PROVIDED DATA
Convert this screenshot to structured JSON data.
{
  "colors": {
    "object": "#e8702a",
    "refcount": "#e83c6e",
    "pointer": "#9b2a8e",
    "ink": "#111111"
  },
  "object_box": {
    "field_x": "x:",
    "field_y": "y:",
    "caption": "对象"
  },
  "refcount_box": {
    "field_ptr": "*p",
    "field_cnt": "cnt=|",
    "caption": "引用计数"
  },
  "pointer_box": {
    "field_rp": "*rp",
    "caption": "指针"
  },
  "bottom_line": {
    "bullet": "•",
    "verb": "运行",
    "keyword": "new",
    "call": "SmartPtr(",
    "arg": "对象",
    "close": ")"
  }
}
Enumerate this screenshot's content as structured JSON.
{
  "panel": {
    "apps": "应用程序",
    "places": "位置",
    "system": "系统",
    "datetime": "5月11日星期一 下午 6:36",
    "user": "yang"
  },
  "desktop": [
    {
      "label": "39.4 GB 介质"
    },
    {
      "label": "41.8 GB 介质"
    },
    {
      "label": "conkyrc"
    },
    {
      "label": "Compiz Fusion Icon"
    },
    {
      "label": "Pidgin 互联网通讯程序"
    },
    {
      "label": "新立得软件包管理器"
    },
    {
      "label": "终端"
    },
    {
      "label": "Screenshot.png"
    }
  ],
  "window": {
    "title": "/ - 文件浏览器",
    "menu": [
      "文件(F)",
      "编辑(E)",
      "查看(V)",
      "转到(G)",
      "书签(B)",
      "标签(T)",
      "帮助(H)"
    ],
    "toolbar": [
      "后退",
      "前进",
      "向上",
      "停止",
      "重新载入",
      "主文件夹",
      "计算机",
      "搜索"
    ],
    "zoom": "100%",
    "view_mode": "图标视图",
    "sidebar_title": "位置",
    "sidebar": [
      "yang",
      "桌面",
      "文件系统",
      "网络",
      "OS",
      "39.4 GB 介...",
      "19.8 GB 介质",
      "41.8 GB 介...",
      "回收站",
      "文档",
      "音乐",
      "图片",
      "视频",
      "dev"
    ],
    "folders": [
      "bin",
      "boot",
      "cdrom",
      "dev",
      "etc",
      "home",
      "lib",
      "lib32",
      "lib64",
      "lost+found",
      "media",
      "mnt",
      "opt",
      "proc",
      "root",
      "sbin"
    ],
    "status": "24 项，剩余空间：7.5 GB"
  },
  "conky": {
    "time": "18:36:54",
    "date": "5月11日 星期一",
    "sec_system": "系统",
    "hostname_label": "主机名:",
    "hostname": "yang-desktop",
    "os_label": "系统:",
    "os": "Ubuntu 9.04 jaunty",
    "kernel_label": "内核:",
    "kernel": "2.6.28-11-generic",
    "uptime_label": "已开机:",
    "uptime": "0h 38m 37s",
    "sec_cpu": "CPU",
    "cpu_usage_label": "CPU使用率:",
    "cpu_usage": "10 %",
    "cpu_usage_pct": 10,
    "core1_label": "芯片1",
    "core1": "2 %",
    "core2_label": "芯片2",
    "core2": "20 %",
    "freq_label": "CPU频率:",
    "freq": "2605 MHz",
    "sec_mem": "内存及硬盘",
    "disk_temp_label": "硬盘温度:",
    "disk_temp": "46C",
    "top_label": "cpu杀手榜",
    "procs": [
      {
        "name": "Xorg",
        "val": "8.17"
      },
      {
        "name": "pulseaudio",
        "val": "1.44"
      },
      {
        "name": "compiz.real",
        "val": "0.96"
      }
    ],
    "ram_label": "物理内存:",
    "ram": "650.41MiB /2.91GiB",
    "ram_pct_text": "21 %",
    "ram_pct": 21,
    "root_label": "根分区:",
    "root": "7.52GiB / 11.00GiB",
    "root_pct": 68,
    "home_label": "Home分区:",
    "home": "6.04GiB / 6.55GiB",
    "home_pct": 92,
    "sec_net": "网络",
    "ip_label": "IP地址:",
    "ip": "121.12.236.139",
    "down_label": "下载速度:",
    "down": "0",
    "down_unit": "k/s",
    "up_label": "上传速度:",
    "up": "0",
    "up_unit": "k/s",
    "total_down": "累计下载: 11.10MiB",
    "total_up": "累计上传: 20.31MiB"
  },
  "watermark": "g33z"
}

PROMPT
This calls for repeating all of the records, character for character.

SOLUTION FOR THIS TASK
Convert this screenshot to structured JSON data.
{
  "colors": {
    "object": "#e8702a",
    "refcount": "#e83c6e",
    "pointer": "#9b2a8e",
    "ink": "#111111"
  },
  "object_box": {
    "field_x": "x:",
    "field_y": "y:",
    "caption": "对象"
  },
  "refcount_box": {
    "field_ptr": "*p",
    "field_cnt": "cnt=|",
    "caption": "引用计数"
  },
  "pointer_box": {
    "field_rp": "*rp",
    "caption": "指针"
  },
  "bottom_line": {
    "bullet": "•",
    "verb": "运行",
    "keyword": "new",
    "call": "SmartPtr(",
    "arg": "对象",
    "close": ")"
  }
}
Enumerate this screenshot's content as structured JSON.
{
  "panel": {
    "apps": "应用程序",
    "places": "位置",
    "system": "系统",
    "datetime": "5月11日星期一 下午 6:36",
    "user": "yang"
  },
  "desktop": [
    {
      "label": "39.4 GB 介质"
    },
    {
      "label": "41.8 GB 介质"
    },
    {
      "label": "conkyrc"
    },
    {
      "label": "Compiz Fusion Icon"
    },
    {
      "label": "Pidgin 互联网通讯程序"
    },
    {
      "label": "新立得软件包管理器"
    },
    {
      "label": "终端"
    },
    {
      "label": "Screenshot.png"
    }
  ],
  "window": {
    "title": "/ - 文件浏览器",
    "menu": [
      "文件(F)",
      "编辑(E)",
      "查看(V)",
      "转到(G)",
      "书签(B)",
      "标签(T)",
      "帮助(H)"
    ],
    "toolbar": [
      "后退",
      "前进",
      "向上",
      "停止",
      "重新载入",
      "主文件夹",
      "计算机",
      "搜索"
    ],
    "zoom": "100%",
    "view_mode": "图标视图",
    "sidebar_title": "位置",
    "sidebar": [
      "yang",
      "桌面",
      "文件系统",
      "网络",
      "OS",
      "39.4 GB 介...",
      "19.8 GB 介质",
      "41.8 GB 介...",
      "回收站",
      "文档",
      "音乐",
      "图片",
      "视频",
      "dev"
    ],
    "folders": [
      "bin",
      "boot",
      "cdrom",
      "dev",
      "etc",
      "home",
      "lib",
      "lib32",
      "lib64",
      "lost+found",
      "media",
      "mnt",
      "opt",
      "proc",
      "root",
      "sbin"
    ],
    "status": "24 项，剩余空间：7.5 GB"
  },
  "conky": {
    "time": "18:36:54",
    "date": "5月11日 星期一",
    "sec_system": "系统",
    "hostname_label": "主机名:",
    "hostname": "yang-desktop",
    "os_label": "系统:",
    "os": "Ubuntu 9.04 jaunty",
    "kernel_label": "内核:",
    "kernel": "2.6.28-11-generic",
    "uptime_label": "已开机:",
    "uptime": "0h 38m 37s",
    "sec_cpu": "CPU",
    "cpu_usage_label": "CPU使用率:",
    "cpu_usage": "10 %",
    "cpu_usage_pct": 10,
    "core1_label": "芯片1",
    "core1": "2 %",
    "core2_label": "芯片2",
    "core2": "20 %",
    "freq_label": "CPU频率:",
    "freq": "2605 MHz",
    "sec_mem": "内存及硬盘",
    "disk_temp_label": "硬盘温度:",
    "disk_temp": "46C",
    "top_label": "cpu杀手榜",
    "procs": [
      {
        "name": "Xorg",
        "val": "8.17"
      },
      {
        "name": "pulseaudio",
        "val": "1.44"
      },
      {
        "name": "compiz.real",
        "val": "0.96"
      }
    ],
    "ram_label": "物理内存:",
    "ram": "650.41MiB /2.91GiB",
    "ram_pct_text": "21 %",
    "ram_pct": 21,
    "root_label": "根分区:",
    "root": "7.52GiB / 11.00GiB",
    "root_pct": 68,
    "home_label": "Home分区:",
    "home": "6.04GiB / 6.55GiB",
    "home_pct": 92,
    "sec_net": "网络",
    "ip_label": "IP地址:",
    "ip": "121.12.236.139",
    "down_label": "下载速度:",
    "down": "0",
    "down_unit": "k/s",
    "up_label": "上传速度:",
    "up": "0",
    "up_unit": "k/s",
    "total_down": "累计下载: 11.10MiB",
    "total_up": "累计上传: 20.31MiB"
  },
  "watermark": "g33z"
}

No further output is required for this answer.